With a visual and emotional intensity that makes audiences feel like they have been transported to Iraq¹s dizzying, 24-hour turmoil, The Hurt Locker is both a tense portrayal of real-life sacrifice and heroism, and a probing look at the soul-numbing rigors and potent allure of the modern battlefield.

Evoking Homer's "The Odyssey," but in fact more closely resembling a contempo Candide yarn, Greek-French vet Costa-Gavras' "Eden Is West" is a playful modern fairy tale about a serious subject: illegal immigration into the "paradise" of West Europe.

One of a boatload of illegals from an unnamed country -- Albania could fit the bill -- Elias (Italian thesp Riccardo Scamarcio, "The Best of Youth") jumps ship when the Greek coast guard approaches and wakes up on a Mediterranean hotel's nudist beach, where he first strips off and then steals a bellhop's uniform. It's the first of a series of incidents in the vignettish movie in which, trying to fit in while avoiding the authorities, Elias is either befriended or dumped by various citizens of the European Union.

Speaking no language other than his own (unidentified) tongue, Elias carries bags, is mistaken for a hotel plumber, gets fondled by a gay security officer and is roped into a variety act by German magician Nick Nickelby (Ulrich Tukur), who tells him to look him up in Paris. After a romp between the sheets with lonesome Christina (Juliane Koehler), a tourist from Hamburg, Elias sets off at the pic's midway point to somehow make his way to France's City of Light.

After its elaborate game of hide-and-deceit within the vast grounds of a resort hotel, the pic opens up into a road movie peppered with lightly comic Euro characters, seen from the p.o.v. of an outsider. After hitching a ride to Italy with a rich, constantly bickering Greek couple (Ieroklis Mihailidis, Annie Loulou) and then getting a lift from two weird German truckers (Antoine Monot, Florian Martens), Elias is momentarily stranded at the junction of roads to either Paris or Hamburg.

The ingenuous Elias has to choose between his heart (Christina in Germany) or career (Nick in France), and chooses the latter, spending time as an illegal in a provincial factory before arriving in his chosen Eden. It's interesting to speculate what other kind of movie could have developed if he'd chosen Hamburg instead.
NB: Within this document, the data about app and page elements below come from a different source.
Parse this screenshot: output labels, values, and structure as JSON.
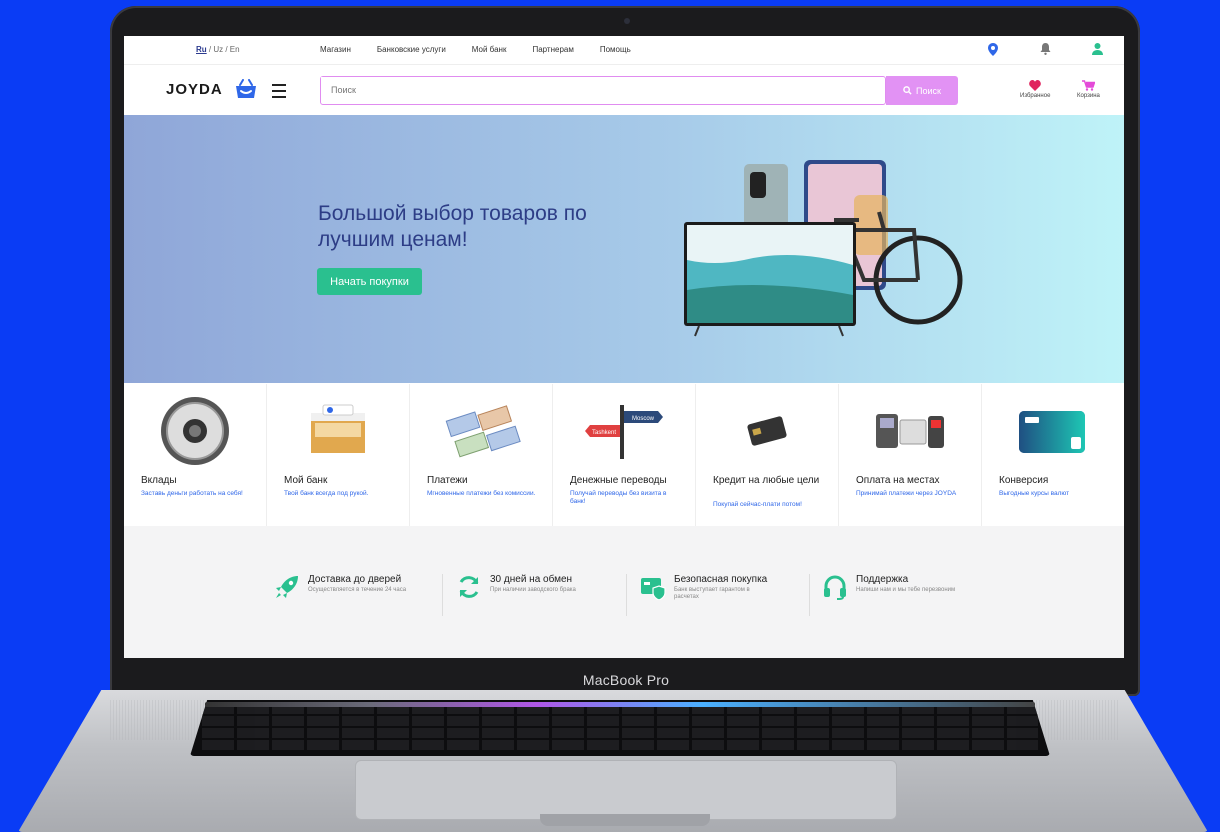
{
  "topbar": {
    "lang_active": "Ru",
    "lang_sep1": " / ",
    "lang_uz": "Uz",
    "lang_sep2": " / ",
    "lang_en": "En",
    "nav": [
      "Магазин",
      "Банковские услуги",
      "Мой банк",
      "Партнерам",
      "Помощь"
    ]
  },
  "header": {
    "logo": "JOYDA",
    "search_placeholder": "Поиск",
    "search_button": "Поиск",
    "favorites_label": "Избранное",
    "cart_label": "Корзина"
  },
  "hero": {
    "title": "Большой выбор товаров по лучшим ценам!",
    "button": "Начать покупки",
    "sign_top": "Moscow",
    "sign_bottom": "Tashkent"
  },
  "services": [
    {
      "title": "Вклады",
      "subtitle": "Заставь деньги работать на себя!"
    },
    {
      "title": "Мой банк",
      "subtitle": "Твой банк всегда под рукой."
    },
    {
      "title": "Платежи",
      "subtitle": "Мгновенные платежи без комиссии."
    },
    {
      "title": "Денежные переводы",
      "subtitle": "Получай переводы без визита в банк!"
    },
    {
      "title": "Кредит на любые цели",
      "subtitle": "Покупай сейчас-плати потом!"
    },
    {
      "title": "Оплата на местах",
      "subtitle": "Принимай платежи через JOYDA"
    },
    {
      "title": "Конверсия",
      "subtitle": "Выгодные курсы валют"
    }
  ],
  "features": [
    {
      "title": "Доставка до дверей",
      "subtitle": "Осуществляется в течение 24 часа"
    },
    {
      "title": "30 дней на обмен",
      "subtitle": "При наличии заводского брака"
    },
    {
      "title": "Безопасная покупка",
      "subtitle": "Банк выступает гарантом в расчетах"
    },
    {
      "title": "Поддержка",
      "subtitle": "Напиши нам и мы тебе перезвоним"
    }
  ],
  "device": {
    "model": "MacBook Pro"
  },
  "colors": {
    "accent": "#2ac08f",
    "search": "#e292f4",
    "brand_blue": "#2f67e8",
    "background": "#0a3cf5"
  },
  "icons": [
    "location-pin-icon",
    "bell-icon",
    "user-icon",
    "heart-icon",
    "cart-icon",
    "search-icon",
    "rocket-icon",
    "refresh-icon",
    "shield-card-icon",
    "headset-icon"
  ]
}
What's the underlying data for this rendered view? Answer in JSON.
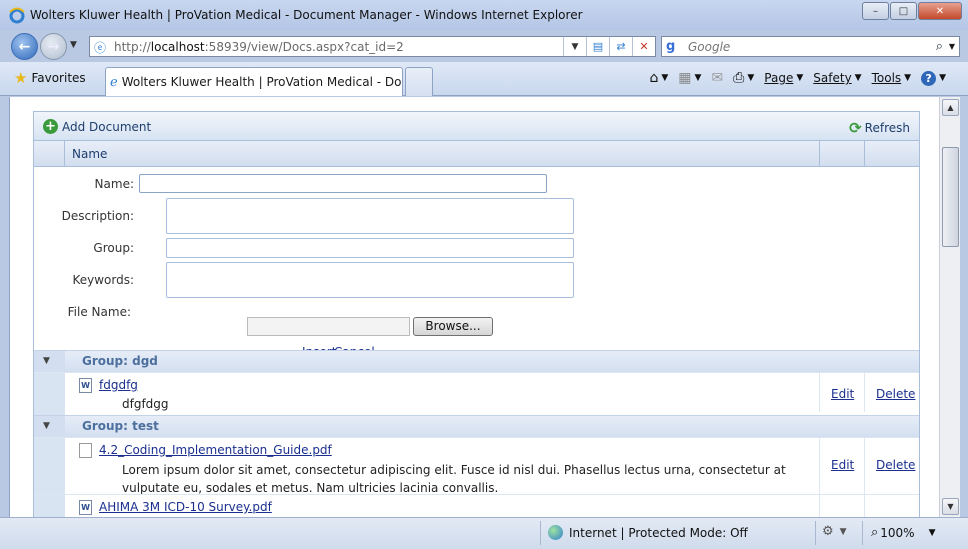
{
  "window": {
    "title": "Wolters Kluwer Health | ProVation Medical - Document Manager - Windows Internet Explorer"
  },
  "address_bar": {
    "url_prefix": "http://",
    "url_host": "localhost",
    "url_rest": ":58939/view/Docs.aspx?cat_id=2",
    "search_placeholder": "Google"
  },
  "favorites": {
    "label": "Favorites"
  },
  "tab": {
    "title": "Wolters Kluwer Health | ProVation Medical - Doc..."
  },
  "commands": {
    "page": "Page",
    "safety": "Safety",
    "tools": "Tools"
  },
  "toolbar": {
    "add_document": "Add Document",
    "refresh": "Refresh"
  },
  "grid_header": {
    "name": "Name"
  },
  "insert_form": {
    "name_label": "Name:",
    "description_label": "Description:",
    "group_label": "Group:",
    "keywords_label": "Keywords:",
    "file_name_label": "File Name:",
    "browse_label": "Browse...",
    "insert_label": "Insert",
    "cancel_label": "Cancel"
  },
  "groups": [
    {
      "title": "Group: dgd",
      "documents": [
        {
          "name": "fdgdfg",
          "description": "dfgfdgg",
          "edit": "Edit",
          "delete": "Delete"
        }
      ]
    },
    {
      "title": "Group: test",
      "documents": [
        {
          "name": "4.2_Coding_Implementation_Guide.pdf",
          "description": "Lorem ipsum dolor sit amet, consectetur adipiscing elit. Fusce id nisl dui. Phasellus lectus urna, consectetur at vulputate eu, sodales et metus. Nam ultricies lacinia convallis.",
          "edit": "Edit",
          "delete": "Delete"
        },
        {
          "name": "AHIMA 3M ICD-10 Survey.pdf"
        }
      ]
    }
  ],
  "status_bar": {
    "zone": "Internet | Protected Mode: Off",
    "zoom": "100%"
  }
}
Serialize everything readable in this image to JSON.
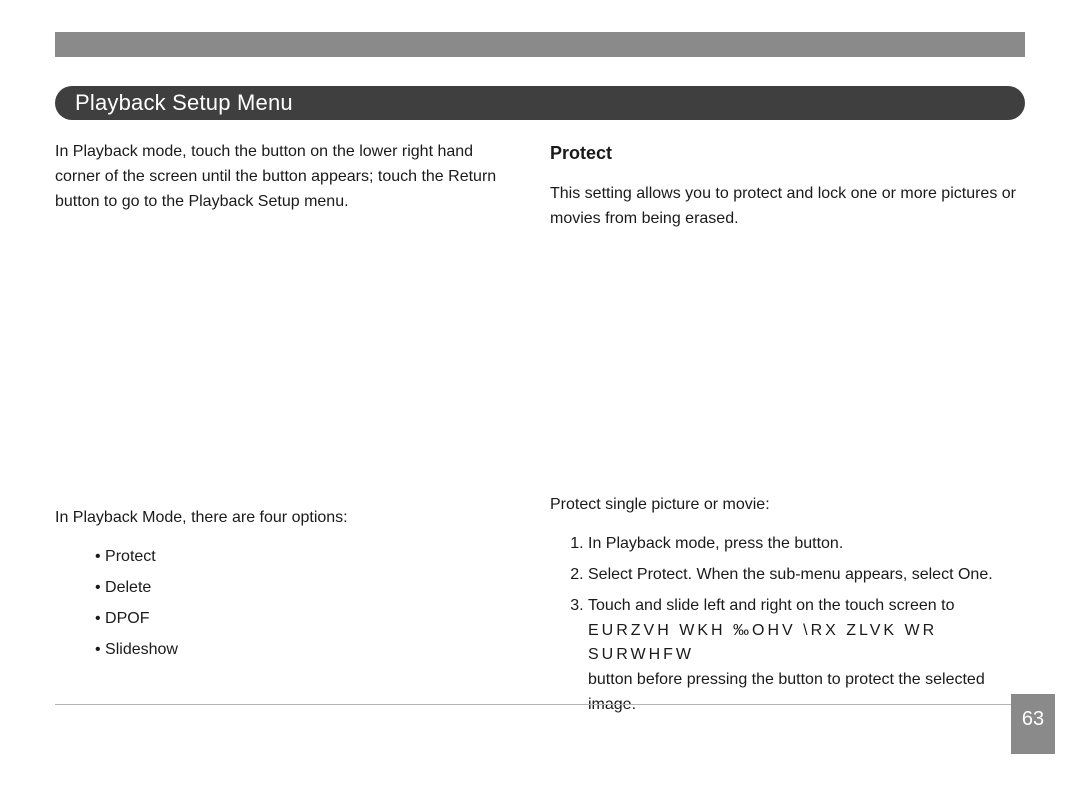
{
  "section_title": "Playback Setup Menu",
  "left": {
    "intro": "In Playback mode, touch the            button on the lower right hand corner of the screen until the            button appears; touch the Return button to go to the Playback Setup menu.",
    "subintro": "In Playback Mode, there are four options:",
    "options": [
      "Protect",
      "Delete",
      "DPOF",
      "Slideshow"
    ]
  },
  "right": {
    "heading": "Protect",
    "desc": "This setting allows you to protect and lock one or more pictures or movies from being erased.",
    "steps_label": "Protect single picture or movie:",
    "steps": {
      "s1": "In Playback mode, press the            button.",
      "s2": "Select Protect. When the sub-menu appears, select One.",
      "s3a": "Touch and slide left and right on the touch screen to",
      "s3b": "EURZVH  WKH  ‰OHV  \\RX  ZLVK  WR  SURWHFW",
      "s3c": "button before pressing the            button to protect the selected image."
    }
  },
  "page_number": "63"
}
Costa-Gavras is on record as saying he consciously intended a lighter-hearted take on a problem that's more often treated with lugubrious tragedy.